■ Goal of the exercise
Take each line of the material that includes "Choose" and copy it.

■ Extracted data

-- -- --

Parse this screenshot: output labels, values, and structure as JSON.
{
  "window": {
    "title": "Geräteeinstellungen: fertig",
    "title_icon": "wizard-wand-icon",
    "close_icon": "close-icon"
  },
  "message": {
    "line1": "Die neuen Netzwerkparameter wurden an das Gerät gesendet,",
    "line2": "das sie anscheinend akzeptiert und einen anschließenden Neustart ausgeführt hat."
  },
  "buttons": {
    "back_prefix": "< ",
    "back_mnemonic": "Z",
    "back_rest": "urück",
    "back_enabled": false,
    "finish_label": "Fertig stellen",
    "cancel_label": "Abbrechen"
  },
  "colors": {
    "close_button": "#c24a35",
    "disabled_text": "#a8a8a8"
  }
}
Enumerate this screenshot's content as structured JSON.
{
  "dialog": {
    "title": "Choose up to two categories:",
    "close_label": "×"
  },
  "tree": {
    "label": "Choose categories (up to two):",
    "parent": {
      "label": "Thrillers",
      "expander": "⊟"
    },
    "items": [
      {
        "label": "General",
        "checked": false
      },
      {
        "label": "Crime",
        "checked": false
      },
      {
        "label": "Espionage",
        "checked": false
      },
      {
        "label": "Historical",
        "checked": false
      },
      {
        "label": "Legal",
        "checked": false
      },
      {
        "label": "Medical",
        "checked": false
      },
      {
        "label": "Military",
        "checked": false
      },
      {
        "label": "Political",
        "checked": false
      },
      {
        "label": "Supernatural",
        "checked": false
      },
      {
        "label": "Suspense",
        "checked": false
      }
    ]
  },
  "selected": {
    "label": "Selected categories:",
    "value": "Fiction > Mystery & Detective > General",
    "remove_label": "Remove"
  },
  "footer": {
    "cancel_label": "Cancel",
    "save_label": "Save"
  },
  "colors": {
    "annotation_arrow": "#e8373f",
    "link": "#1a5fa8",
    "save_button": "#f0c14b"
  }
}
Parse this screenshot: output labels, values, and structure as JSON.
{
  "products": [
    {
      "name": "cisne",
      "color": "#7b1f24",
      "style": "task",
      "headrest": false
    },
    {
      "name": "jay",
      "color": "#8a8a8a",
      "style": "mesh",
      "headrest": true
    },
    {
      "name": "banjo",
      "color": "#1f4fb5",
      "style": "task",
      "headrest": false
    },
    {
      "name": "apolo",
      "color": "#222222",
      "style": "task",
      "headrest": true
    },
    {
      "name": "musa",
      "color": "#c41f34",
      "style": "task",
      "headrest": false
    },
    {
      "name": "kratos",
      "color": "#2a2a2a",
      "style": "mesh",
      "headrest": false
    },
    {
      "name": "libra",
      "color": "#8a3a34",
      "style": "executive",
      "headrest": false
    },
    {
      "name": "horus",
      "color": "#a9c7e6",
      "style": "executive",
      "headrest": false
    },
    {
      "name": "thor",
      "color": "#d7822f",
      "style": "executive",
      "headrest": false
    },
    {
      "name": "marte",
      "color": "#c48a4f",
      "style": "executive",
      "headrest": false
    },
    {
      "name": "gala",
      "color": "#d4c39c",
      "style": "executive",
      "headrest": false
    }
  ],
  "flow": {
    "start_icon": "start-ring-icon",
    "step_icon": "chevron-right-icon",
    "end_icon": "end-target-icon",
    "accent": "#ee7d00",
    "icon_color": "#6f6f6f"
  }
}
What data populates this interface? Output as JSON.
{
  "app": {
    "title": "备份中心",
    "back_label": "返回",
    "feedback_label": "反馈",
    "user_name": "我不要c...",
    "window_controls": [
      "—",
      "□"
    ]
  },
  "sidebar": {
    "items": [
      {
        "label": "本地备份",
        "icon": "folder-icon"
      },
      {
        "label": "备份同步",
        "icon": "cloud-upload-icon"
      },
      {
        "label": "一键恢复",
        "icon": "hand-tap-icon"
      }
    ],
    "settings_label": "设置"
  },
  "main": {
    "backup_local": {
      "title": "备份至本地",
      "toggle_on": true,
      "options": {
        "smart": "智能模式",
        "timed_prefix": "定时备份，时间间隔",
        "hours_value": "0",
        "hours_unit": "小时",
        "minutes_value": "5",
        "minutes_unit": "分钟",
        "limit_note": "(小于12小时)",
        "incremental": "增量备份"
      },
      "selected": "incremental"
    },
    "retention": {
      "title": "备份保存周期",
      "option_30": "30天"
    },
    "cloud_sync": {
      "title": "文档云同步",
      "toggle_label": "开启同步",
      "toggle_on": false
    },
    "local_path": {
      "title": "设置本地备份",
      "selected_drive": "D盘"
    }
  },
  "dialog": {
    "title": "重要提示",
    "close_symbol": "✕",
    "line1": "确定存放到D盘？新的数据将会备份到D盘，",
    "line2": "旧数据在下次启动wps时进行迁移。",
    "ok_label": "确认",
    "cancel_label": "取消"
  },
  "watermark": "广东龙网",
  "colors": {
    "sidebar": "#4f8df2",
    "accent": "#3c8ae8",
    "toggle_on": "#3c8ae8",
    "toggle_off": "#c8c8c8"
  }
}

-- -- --

■ Exercise solution
    "title": "Choose up to two categories:",
    "label": "Choose categories (up to two):",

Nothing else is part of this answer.